The decision comes almost four years after Brent and Stacy Fry, Ehlena’s parents, initially sued Napoleon Community Schools and the Jackson County Intermediate School District. They argue that the school breached federal disability laws by not allowing Ehlena to be accompanied by her prescribed service dog. Initially, the lawsuit was dismissed, and that dismissal was upheld by an appeals court in 2015. When the Frys appealed again to the high court, it was decided that they could sue the district for violating ADA.
According to Todd Spangler of the Detroit Free Press, the district argued that Ehlena’s needs were being met by an aide; therefore, a service dog was not needed. In addition, Timothy Mullins, a Troy attorney representing the district, argued that the family should have gone through administrative hearings with the district under IDEA (Individuals with Disabilities Education Act). Had they done so, the dispute could have been resolved, according to Mullins.
Serving the family in court is the American Civil Liberties Union (ACLU) of Michigan. According to the ACLU, Ehlena is not alone, and that school districts across the country have denied students with disabilities their right to bring service dogs to school.

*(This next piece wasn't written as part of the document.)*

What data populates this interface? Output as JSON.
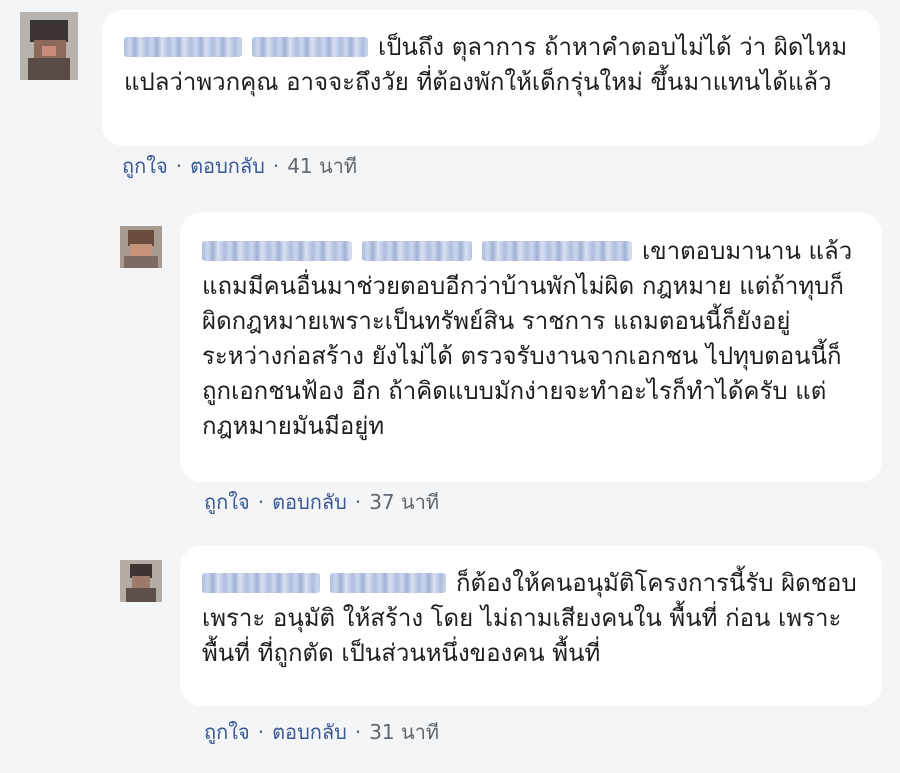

“This case could once and for all remove unfair legal hurdles for victims of discrimination across the country that prevent them from seeking justice guaranteed by the Americans with Disabilities Act,” said Michael J. Steinberg, legal director of the ACLU, in a June 28 press release. “To force a child to choose between her independence and her education is not only illegal, it is heartless.”
Fry, who is now a 12 years old, has spastic quadriplegic cerebral palsy. This condition limits her motor skills and mobility, but not her cognitive ability, according to a past lawsuit. Her family says that in 2009, Ehlena was prescribed a service dog by her pediatrician. The community helped Fry and her family raise $13,000 for the then 5-year-old girl’s certified and trained goldendoodle, Wonder.
The dog helps Ehlena with gross motor tasks she struggles with, such as opening doors, shutting off lights, or picking up dropped items. The family claims the dog has helped Ehlena “gain independence,” which has been their “goal for her,” according to a YouTube video posted by the ACLU.
When Ehlena was eight, a special education team at Exra Eby Elementary School, where Ehlena attended, determined she did not need Wonder via an individual education plan (IEP). Ehlena went to school without her service dog from October 2009 to April 2010. Ehlena and Wonder were then granted a “30-day trial period.” However, Wonder was required to sit at the back of the classroom and was not allowed to go out to recess with Ehlena. At the end of the school year, the district banned Wonder altogether.
“As a parent, I’ll never forget the smile on Ehlena’s face when she first began working with Wonder and was able to do things on her own without my help,” said her mom, Stacy, in an article in The Detroit Free Press by Todd Spangler. “We’re hopeful that the Supreme Court will make it clear that school can’t treat children with disabilities differently and stand in the way of their independence.”